The entire listing below is to be reproduced exactly.

Segment Start: DATA TO EXAMINE

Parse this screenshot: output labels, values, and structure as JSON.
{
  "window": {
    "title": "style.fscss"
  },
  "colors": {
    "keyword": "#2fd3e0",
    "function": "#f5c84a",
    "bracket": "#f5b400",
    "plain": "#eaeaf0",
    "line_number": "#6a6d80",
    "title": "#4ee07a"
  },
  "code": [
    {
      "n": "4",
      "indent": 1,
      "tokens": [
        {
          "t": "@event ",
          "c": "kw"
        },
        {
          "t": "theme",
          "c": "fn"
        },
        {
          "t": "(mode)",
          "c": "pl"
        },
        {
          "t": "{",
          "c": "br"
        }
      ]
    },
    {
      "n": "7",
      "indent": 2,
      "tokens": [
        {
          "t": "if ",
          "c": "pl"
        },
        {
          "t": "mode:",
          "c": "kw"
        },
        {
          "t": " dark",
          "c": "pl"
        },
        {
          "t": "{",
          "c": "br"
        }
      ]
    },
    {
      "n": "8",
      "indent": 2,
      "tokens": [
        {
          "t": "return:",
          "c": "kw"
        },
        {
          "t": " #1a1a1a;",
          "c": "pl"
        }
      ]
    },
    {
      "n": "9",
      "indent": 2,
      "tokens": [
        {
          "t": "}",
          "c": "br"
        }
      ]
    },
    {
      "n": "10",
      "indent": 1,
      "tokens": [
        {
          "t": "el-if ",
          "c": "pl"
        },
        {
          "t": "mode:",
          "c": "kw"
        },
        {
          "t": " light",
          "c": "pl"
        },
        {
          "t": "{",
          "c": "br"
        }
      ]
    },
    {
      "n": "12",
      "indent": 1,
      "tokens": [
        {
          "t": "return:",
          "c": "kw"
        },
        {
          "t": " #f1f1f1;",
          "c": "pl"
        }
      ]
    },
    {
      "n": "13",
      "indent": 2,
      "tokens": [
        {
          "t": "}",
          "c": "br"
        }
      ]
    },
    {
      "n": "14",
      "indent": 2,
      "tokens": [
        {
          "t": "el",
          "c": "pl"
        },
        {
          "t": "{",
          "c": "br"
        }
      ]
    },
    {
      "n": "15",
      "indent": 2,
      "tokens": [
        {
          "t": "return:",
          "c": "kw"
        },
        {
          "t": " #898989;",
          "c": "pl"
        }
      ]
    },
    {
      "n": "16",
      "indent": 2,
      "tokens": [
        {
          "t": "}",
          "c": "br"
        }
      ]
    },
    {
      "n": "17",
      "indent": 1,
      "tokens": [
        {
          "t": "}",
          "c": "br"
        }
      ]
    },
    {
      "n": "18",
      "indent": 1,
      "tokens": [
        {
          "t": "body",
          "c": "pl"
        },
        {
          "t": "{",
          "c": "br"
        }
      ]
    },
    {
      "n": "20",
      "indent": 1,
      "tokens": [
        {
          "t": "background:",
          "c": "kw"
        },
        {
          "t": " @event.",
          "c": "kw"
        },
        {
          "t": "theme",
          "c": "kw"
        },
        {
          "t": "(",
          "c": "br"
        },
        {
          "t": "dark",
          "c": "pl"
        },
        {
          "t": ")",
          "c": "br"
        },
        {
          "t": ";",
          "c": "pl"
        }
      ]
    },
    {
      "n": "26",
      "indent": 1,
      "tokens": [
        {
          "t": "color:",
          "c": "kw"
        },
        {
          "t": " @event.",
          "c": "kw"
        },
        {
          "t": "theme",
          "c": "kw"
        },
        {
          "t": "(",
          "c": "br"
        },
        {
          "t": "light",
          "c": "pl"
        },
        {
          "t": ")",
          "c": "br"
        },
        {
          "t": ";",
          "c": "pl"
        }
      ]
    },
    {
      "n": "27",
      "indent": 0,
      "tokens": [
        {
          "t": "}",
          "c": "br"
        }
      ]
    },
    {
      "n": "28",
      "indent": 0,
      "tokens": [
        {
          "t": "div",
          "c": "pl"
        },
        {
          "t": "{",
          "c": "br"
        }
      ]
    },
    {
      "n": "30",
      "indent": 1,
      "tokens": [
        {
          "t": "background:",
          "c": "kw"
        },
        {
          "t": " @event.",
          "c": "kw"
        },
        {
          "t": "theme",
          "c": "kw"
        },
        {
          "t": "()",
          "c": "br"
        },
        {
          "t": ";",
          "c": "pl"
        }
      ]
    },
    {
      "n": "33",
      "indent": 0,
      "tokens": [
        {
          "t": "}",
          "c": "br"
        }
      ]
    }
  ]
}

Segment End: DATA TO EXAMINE

RESPONSE TO THIS EXERCISE:
Parse this screenshot: output labels, values, and structure as JSON.
{
  "window": {
    "title": "style.fscss"
  },
  "colors": {
    "keyword": "#2fd3e0",
    "function": "#f5c84a",
    "bracket": "#f5b400",
    "plain": "#eaeaf0",
    "line_number": "#6a6d80",
    "title": "#4ee07a"
  },
  "code": [
    {
      "n": "4",
      "indent": 1,
      "tokens": [
        {
          "t": "@event ",
          "c": "kw"
        },
        {
          "t": "theme",
          "c": "fn"
        },
        {
          "t": "(mode)",
          "c": "pl"
        },
        {
          "t": "{",
          "c": "br"
        }
      ]
    },
    {
      "n": "7",
      "indent": 2,
      "tokens": [
        {
          "t": "if ",
          "c": "pl"
        },
        {
          "t": "mode:",
          "c": "kw"
        },
        {
          "t": " dark",
          "c": "pl"
        },
        {
          "t": "{",
          "c": "br"
        }
      ]
    },
    {
      "n": "8",
      "indent": 2,
      "tokens": [
        {
          "t": "return:",
          "c": "kw"
        },
        {
          "t": " #1a1a1a;",
          "c": "pl"
        }
      ]
    },
    {
      "n": "9",
      "indent": 2,
      "tokens": [
        {
          "t": "}",
          "c": "br"
        }
      ]
    },
    {
      "n": "10",
      "indent": 1,
      "tokens": [
        {
          "t": "el-if ",
          "c": "pl"
        },
        {
          "t": "mode:",
          "c": "kw"
        },
        {
          "t": " light",
          "c": "pl"
        },
        {
          "t": "{",
          "c": "br"
        }
      ]
    },
    {
      "n": "12",
      "indent": 1,
      "tokens": [
        {
          "t": "return:",
          "c": "kw"
        },
        {
          "t": " #f1f1f1;",
          "c": "pl"
        }
      ]
    },
    {
      "n": "13",
      "indent": 2,
      "tokens": [
        {
          "t": "}",
          "c": "br"
        }
      ]
    },
    {
      "n": "14",
      "indent": 2,
      "tokens": [
        {
          "t": "el",
          "c": "pl"
        },
        {
          "t": "{",
          "c": "br"
        }
      ]
    },
    {
      "n": "15",
      "indent": 2,
      "tokens": [
        {
          "t": "return:",
          "c": "kw"
        },
        {
          "t": " #898989;",
          "c": "pl"
        }
      ]
    },
    {
      "n": "16",
      "indent": 2,
      "tokens": [
        {
          "t": "}",
          "c": "br"
        }
      ]
    },
    {
      "n": "17",
      "indent": 1,
      "tokens": [
        {
          "t": "}",
          "c": "br"
        }
      ]
    },
    {
      "n": "18",
      "indent": 1,
      "tokens": [
        {
          "t": "body",
          "c": "pl"
        },
        {
          "t": "{",
          "c": "br"
        }
      ]
    },
    {
      "n": "20",
      "indent": 1,
      "tokens": [
        {
          "t": "background:",
          "c": "kw"
        },
        {
          "t": " @event.",
          "c": "kw"
        },
        {
          "t": "theme",
          "c": "kw"
        },
        {
          "t": "(",
          "c": "br"
        },
        {
          "t": "dark",
          "c": "pl"
        },
        {
          "t": ")",
          "c": "br"
        },
        {
          "t": ";",
          "c": "pl"
        }
      ]
    },
    {
      "n": "26",
      "indent": 1,
      "tokens": [
        {
          "t": "color:",
          "c": "kw"
        },
        {
          "t": " @event.",
          "c": "kw"
        },
        {
          "t": "theme",
          "c": "kw"
        },
        {
          "t": "(",
          "c": "br"
        },
        {
          "t": "light",
          "c": "pl"
        },
        {
          "t": ")",
          "c": "br"
        },
        {
          "t": ";",
          "c": "pl"
        }
      ]
    },
    {
      "n": "27",
      "indent": 0,
      "tokens": [
        {
          "t": "}",
          "c": "br"
        }
      ]
    },
    {
      "n": "28",
      "indent": 0,
      "tokens": [
        {
          "t": "div",
          "c": "pl"
        },
        {
          "t": "{",
          "c": "br"
        }
      ]
    },
    {
      "n": "30",
      "indent": 1,
      "tokens": [
        {
          "t": "background:",
          "c": "kw"
        },
        {
          "t": " @event.",
          "c": "kw"
        },
        {
          "t": "theme",
          "c": "kw"
        },
        {
          "t": "()",
          "c": "br"
        },
        {
          "t": ";",
          "c": "pl"
        }
      ]
    },
    {
      "n": "33",
      "indent": 0,
      "tokens": [
        {
          "t": "}",
          "c": "br"
        }
      ]
    }
  ]
}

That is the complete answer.